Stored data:

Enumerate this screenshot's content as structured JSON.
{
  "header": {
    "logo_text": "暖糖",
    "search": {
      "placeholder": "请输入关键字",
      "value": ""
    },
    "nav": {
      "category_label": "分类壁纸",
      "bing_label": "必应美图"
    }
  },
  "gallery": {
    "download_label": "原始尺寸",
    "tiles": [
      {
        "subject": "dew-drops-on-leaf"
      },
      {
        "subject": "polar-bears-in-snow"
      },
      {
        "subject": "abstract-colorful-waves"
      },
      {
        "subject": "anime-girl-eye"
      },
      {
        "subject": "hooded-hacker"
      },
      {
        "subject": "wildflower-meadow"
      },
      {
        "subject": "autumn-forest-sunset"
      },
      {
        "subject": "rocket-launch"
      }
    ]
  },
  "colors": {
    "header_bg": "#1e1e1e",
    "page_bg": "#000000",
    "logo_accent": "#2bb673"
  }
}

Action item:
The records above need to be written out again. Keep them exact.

Solution to the exercise:
Enumerate this screenshot's content as structured JSON.
{
  "header": {
    "logo_text": "暖糖",
    "search": {
      "placeholder": "请输入关键字",
      "value": ""
    },
    "nav": {
      "category_label": "分类壁纸",
      "bing_label": "必应美图"
    }
  },
  "gallery": {
    "download_label": "原始尺寸",
    "tiles": [
      {
        "subject": "dew-drops-on-leaf"
      },
      {
        "subject": "polar-bears-in-snow"
      },
      {
        "subject": "abstract-colorful-waves"
      },
      {
        "subject": "anime-girl-eye"
      },
      {
        "subject": "hooded-hacker"
      },
      {
        "subject": "wildflower-meadow"
      },
      {
        "subject": "autumn-forest-sunset"
      },
      {
        "subject": "rocket-launch"
      }
    ]
  },
  "colors": {
    "header_bg": "#1e1e1e",
    "page_bg": "#000000",
    "logo_accent": "#2bb673"
  }
}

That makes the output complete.